[Information shown Boundary: Start]
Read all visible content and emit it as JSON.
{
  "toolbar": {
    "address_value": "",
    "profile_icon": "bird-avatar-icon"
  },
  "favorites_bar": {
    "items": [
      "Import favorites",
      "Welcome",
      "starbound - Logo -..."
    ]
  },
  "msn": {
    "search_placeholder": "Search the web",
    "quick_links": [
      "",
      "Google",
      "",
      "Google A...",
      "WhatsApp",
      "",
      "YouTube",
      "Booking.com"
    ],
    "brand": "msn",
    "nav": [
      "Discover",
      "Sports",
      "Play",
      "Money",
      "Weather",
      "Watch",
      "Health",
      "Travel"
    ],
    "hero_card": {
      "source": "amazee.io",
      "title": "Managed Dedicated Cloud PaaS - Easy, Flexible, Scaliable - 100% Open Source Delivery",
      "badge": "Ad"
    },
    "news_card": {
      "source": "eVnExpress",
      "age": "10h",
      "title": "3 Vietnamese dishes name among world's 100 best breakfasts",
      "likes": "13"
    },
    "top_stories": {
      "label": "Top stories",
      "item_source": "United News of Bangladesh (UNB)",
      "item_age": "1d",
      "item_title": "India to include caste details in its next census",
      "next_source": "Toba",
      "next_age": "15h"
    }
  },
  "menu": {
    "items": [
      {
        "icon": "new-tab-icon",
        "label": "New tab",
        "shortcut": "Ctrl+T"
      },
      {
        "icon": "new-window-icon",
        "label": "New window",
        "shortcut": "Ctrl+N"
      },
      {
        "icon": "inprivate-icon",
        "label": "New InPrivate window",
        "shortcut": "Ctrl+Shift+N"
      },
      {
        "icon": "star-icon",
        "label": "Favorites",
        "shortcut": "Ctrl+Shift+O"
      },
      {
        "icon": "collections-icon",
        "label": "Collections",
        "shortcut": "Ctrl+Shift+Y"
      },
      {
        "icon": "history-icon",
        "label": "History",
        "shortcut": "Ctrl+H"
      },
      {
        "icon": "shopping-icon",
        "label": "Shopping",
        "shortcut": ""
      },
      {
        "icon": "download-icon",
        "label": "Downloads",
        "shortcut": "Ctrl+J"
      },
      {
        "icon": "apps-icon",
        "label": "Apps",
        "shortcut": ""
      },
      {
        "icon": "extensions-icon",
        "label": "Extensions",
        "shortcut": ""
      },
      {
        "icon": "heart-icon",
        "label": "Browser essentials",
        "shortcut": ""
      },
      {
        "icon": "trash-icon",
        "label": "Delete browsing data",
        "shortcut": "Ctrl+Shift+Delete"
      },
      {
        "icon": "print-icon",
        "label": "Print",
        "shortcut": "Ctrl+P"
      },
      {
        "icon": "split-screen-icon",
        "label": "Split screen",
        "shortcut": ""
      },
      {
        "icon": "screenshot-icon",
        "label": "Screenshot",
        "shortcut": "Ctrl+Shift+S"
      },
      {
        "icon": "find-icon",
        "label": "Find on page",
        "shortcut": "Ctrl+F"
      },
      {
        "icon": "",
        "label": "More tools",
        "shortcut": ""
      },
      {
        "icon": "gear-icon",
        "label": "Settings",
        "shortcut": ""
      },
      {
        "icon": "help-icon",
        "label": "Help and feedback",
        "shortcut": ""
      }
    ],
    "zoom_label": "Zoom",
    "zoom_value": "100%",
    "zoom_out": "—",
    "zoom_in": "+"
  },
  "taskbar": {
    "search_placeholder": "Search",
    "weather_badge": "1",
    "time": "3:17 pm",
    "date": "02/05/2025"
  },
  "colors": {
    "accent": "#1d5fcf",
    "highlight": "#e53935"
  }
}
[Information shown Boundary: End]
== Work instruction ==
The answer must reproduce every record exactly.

== Exercise solution ==
Read all visible content and emit it as JSON.
{
  "toolbar": {
    "address_value": "",
    "profile_icon": "bird-avatar-icon"
  },
  "favorites_bar": {
    "items": [
      "Import favorites",
      "Welcome",
      "starbound - Logo -..."
    ]
  },
  "msn": {
    "search_placeholder": "Search the web",
    "quick_links": [
      "",
      "Google",
      "",
      "Google A...",
      "WhatsApp",
      "",
      "YouTube",
      "Booking.com"
    ],
    "brand": "msn",
    "nav": [
      "Discover",
      "Sports",
      "Play",
      "Money",
      "Weather",
      "Watch",
      "Health",
      "Travel"
    ],
    "hero_card": {
      "source": "amazee.io",
      "title": "Managed Dedicated Cloud PaaS - Easy, Flexible, Scaliable - 100% Open Source Delivery",
      "badge": "Ad"
    },
    "news_card": {
      "source": "eVnExpress",
      "age": "10h",
      "title": "3 Vietnamese dishes name among world's 100 best breakfasts",
      "likes": "13"
    },
    "top_stories": {
      "label": "Top stories",
      "item_source": "United News of Bangladesh (UNB)",
      "item_age": "1d",
      "item_title": "India to include caste details in its next census",
      "next_source": "Toba",
      "next_age": "15h"
    }
  },
  "menu": {
    "items": [
      {
        "icon": "new-tab-icon",
        "label": "New tab",
        "shortcut": "Ctrl+T"
      },
      {
        "icon": "new-window-icon",
        "label": "New window",
        "shortcut": "Ctrl+N"
      },
      {
        "icon": "inprivate-icon",
        "label": "New InPrivate window",
        "shortcut": "Ctrl+Shift+N"
      },
      {
        "icon": "star-icon",
        "label": "Favorites",
        "shortcut": "Ctrl+Shift+O"
      },
      {
        "icon": "collections-icon",
        "label": "Collections",
        "shortcut": "Ctrl+Shift+Y"
      },
      {
        "icon": "history-icon",
        "label": "History",
        "shortcut": "Ctrl+H"
      },
      {
        "icon": "shopping-icon",
        "label": "Shopping",
        "shortcut": ""
      },
      {
        "icon": "download-icon",
        "label": "Downloads",
        "shortcut": "Ctrl+J"
      },
      {
        "icon": "apps-icon",
        "label": "Apps",
        "shortcut": ""
      },
      {
        "icon": "extensions-icon",
        "label": "Extensions",
        "shortcut": ""
      },
      {
        "icon": "heart-icon",
        "label": "Browser essentials",
        "shortcut": ""
      },
      {
        "icon": "trash-icon",
        "label": "Delete browsing data",
        "shortcut": "Ctrl+Shift+Delete"
      },
      {
        "icon": "print-icon",
        "label": "Print",
        "shortcut": "Ctrl+P"
      },
      {
        "icon": "split-screen-icon",
        "label": "Split screen",
        "shortcut": ""
      },
      {
        "icon": "screenshot-icon",
        "label": "Screenshot",
        "shortcut": "Ctrl+Shift+S"
      },
      {
        "icon": "find-icon",
        "label": "Find on page",
        "shortcut": "Ctrl+F"
      },
      {
        "icon": "",
        "label": "More tools",
        "shortcut": ""
      },
      {
        "icon": "gear-icon",
        "label": "Settings",
        "shortcut": ""
      },
      {
        "icon": "help-icon",
        "label": "Help and feedback",
        "shortcut": ""
      }
    ],
    "zoom_label": "Zoom",
    "zoom_value": "100%",
    "zoom_out": "—",
    "zoom_in": "+"
  },
  "taskbar": {
    "search_placeholder": "Search",
    "weather_badge": "1",
    "time": "3:17 pm",
    "date": "02/05/2025"
  },
  "colors": {
    "accent": "#1d5fcf",
    "highlight": "#e53935"
  }
}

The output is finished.